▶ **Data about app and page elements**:
*****

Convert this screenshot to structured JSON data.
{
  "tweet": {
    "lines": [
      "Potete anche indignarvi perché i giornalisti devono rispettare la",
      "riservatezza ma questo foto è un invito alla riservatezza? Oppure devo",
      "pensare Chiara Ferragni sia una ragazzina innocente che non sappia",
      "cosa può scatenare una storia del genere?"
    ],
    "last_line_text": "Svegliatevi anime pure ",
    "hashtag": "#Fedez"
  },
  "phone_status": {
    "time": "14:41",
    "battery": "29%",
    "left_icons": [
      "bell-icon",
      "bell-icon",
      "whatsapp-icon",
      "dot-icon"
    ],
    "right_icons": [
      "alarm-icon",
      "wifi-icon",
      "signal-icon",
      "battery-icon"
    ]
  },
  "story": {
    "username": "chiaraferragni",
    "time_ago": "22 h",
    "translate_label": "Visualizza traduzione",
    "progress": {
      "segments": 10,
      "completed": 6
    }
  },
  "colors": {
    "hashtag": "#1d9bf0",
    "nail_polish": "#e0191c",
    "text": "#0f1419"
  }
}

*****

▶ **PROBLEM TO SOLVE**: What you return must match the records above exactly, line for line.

▶ **RESULT OF THE EXERCISE**:
Convert this screenshot to structured JSON data.
{
  "tweet": {
    "lines": [
      "Potete anche indignarvi perché i giornalisti devono rispettare la",
      "riservatezza ma questo foto è un invito alla riservatezza? Oppure devo",
      "pensare Chiara Ferragni sia una ragazzina innocente che non sappia",
      "cosa può scatenare una storia del genere?"
    ],
    "last_line_text": "Svegliatevi anime pure ",
    "hashtag": "#Fedez"
  },
  "phone_status": {
    "time": "14:41",
    "battery": "29%",
    "left_icons": [
      "bell-icon",
      "bell-icon",
      "whatsapp-icon",
      "dot-icon"
    ],
    "right_icons": [
      "alarm-icon",
      "wifi-icon",
      "signal-icon",
      "battery-icon"
    ]
  },
  "story": {
    "username": "chiaraferragni",
    "time_ago": "22 h",
    "translate_label": "Visualizza traduzione",
    "progress": {
      "segments": 10,
      "completed": 6
    }
  },
  "colors": {
    "hashtag": "#1d9bf0",
    "nail_polish": "#e0191c",
    "text": "#0f1419"
  }
}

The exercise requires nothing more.